Back when I was at Universität des Saarlandes we had a great seminar at MPII. It was called "Data Processing Tips and Tricks" and covered some important data processing techniques. These techniques varied a lot. What they had in common was their universality - you could throw pretty much any data at them and extract something. And by preprocessing your data differently, and postprocessing the results differently, you could get loads of interesting things without inventing any new algorithms.
Here's a partial list of the classic universal data processing methods, in no particular order:
- Bayesian statistics
- EM algorithm
- Levenberg-Marquardt optimization
- Lloyd clustering
- Karhunen-Loeve Transform (aka Principal Component Analysis)
- Singular Value Decomposition
- multi-dimensional scaling
- Algebraic reconstruction technique
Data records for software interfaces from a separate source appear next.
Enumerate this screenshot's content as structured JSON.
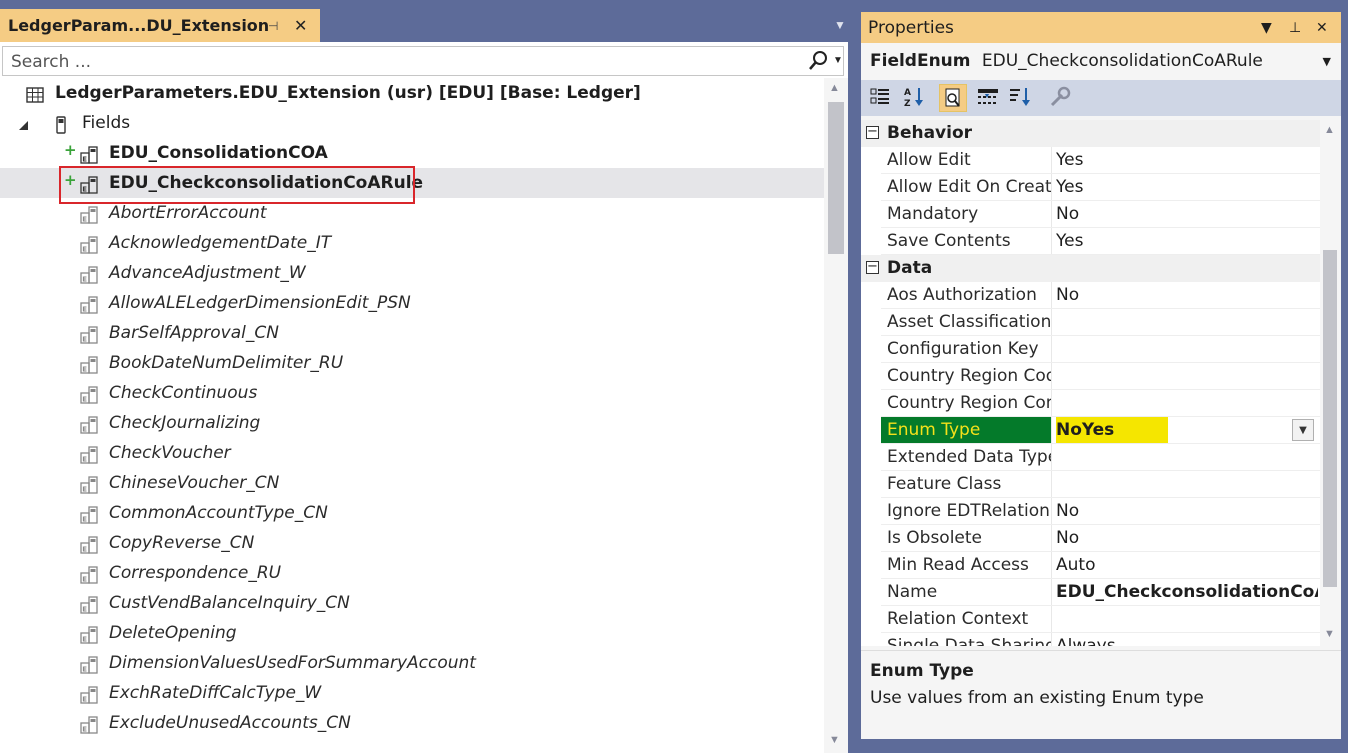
{
  "left_tab": {
    "title": "LedgerParam...DU_Extension",
    "pin": "⊣",
    "close": "✕"
  },
  "search": {
    "placeholder": "Search ..."
  },
  "tree": {
    "root": "LedgerParameters.EDU_Extension (usr) [EDU] [Base: Ledger]",
    "fields_node": "Fields",
    "new_fields": [
      "EDU_ConsolidationCOA",
      "EDU_CheckconsolidationCoARule"
    ],
    "fields": [
      "AbortErrorAccount",
      "AcknowledgementDate_IT",
      "AdvanceAdjustment_W",
      "AllowALELedgerDimensionEdit_PSN",
      "BarSelfApproval_CN",
      "BookDateNumDelimiter_RU",
      "CheckContinuous",
      "CheckJournalizing",
      "CheckVoucher",
      "ChineseVoucher_CN",
      "CommonAccountType_CN",
      "CopyReverse_CN",
      "Correspondence_RU",
      "CustVendBalanceInquiry_CN",
      "DeleteOpening",
      "DimensionValuesUsedForSummaryAccount",
      "ExchRateDiffCalcType_W",
      "ExcludeUnusedAccounts_CN"
    ],
    "added_marker": "+"
  },
  "properties": {
    "header": "Properties",
    "object_type": "FieldEnum",
    "object_name": "EDU_CheckconsolidationCoARule",
    "categories": [
      {
        "name": "Behavior",
        "toggle": "−",
        "rows": [
          {
            "name": "Allow Edit",
            "value": "Yes"
          },
          {
            "name": "Allow Edit On Create",
            "value": "Yes"
          },
          {
            "name": "Mandatory",
            "value": "No"
          },
          {
            "name": "Save Contents",
            "value": "Yes"
          }
        ]
      },
      {
        "name": "Data",
        "toggle": "−",
        "rows": [
          {
            "name": "Aos Authorization",
            "value": "No"
          },
          {
            "name": "Asset Classification",
            "value": ""
          },
          {
            "name": "Configuration Key",
            "value": ""
          },
          {
            "name": "Country Region Codes",
            "value": ""
          },
          {
            "name": "Country Region Context Fields",
            "value": ""
          },
          {
            "name": "Enum Type",
            "value": "NoYes",
            "selected": true
          },
          {
            "name": "Extended Data Type",
            "value": ""
          },
          {
            "name": "Feature Class",
            "value": ""
          },
          {
            "name": "Ignore EDTRelation",
            "value": "No"
          },
          {
            "name": "Is Obsolete",
            "value": "No"
          },
          {
            "name": "Min Read Access",
            "value": "Auto"
          },
          {
            "name": "Name",
            "value": "EDU_CheckconsolidationCoARule",
            "bold": true
          },
          {
            "name": "Relation Context",
            "value": ""
          },
          {
            "name": "Single Data Sharing Field",
            "value": "Always"
          }
        ]
      }
    ],
    "description": {
      "title": "Enum Type",
      "text": "Use values from an existing Enum type"
    }
  },
  "colors": {
    "tab_active": "#f5cc84",
    "frame": "#5d6b99",
    "selected_name_bg": "#047a2a",
    "selected_value_bg": "#f5e600",
    "highlight_border": "#d9262b"
  }
}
- Support Vector Machines
- Graph Cut Optimization
- Level-Set Methods
- Neural Networks
- Hidden Markov Models
- Regular expressions
By simply being aware of their existence you greatly increase your chances of solving really big problems you'll be facing. For example naive Bayesian statistics was famously used for fighting spam, and in spite of its striking simplicity is much more effective than all the custom and complicated methods that preceded it.
In the last few years the data processing toolkit got one a new tool - PageRank. Pretty much everybody knows how it works for scoring websites, but the algorithm is capable of much more than that. One great example is extracting keywords from documents. It has nothing to do with the original problem of website scoring, but if you treat words as nodes (websites), create links between words that occur close to each other, and run PageRank on such a graph, you get very decent keywords. Of course you might want to add some pre- and post-processing to improve keyword quality (obviously removing HTML tags, also stemming, removing stopwords, weighting words by part of speech or whatever you feel like doing), but so does Google in determining pages' scores. And I bet you expected keyword extractors to either actually understand what's written (not possible yet) or to simply count number of occurences (really horrible results).
You can use PageRank to asses importance of countries in international trade, importance of people in organization's communication flow, and many other problems. Or you could simply throw arbitrary graphs at PageRank, look at the results and simply guess what they mean. Perhaps that will be enough to solve the problem you've been thinking about for such a long time. If not, you still have two dozen of other universally applicable techniques to choose from.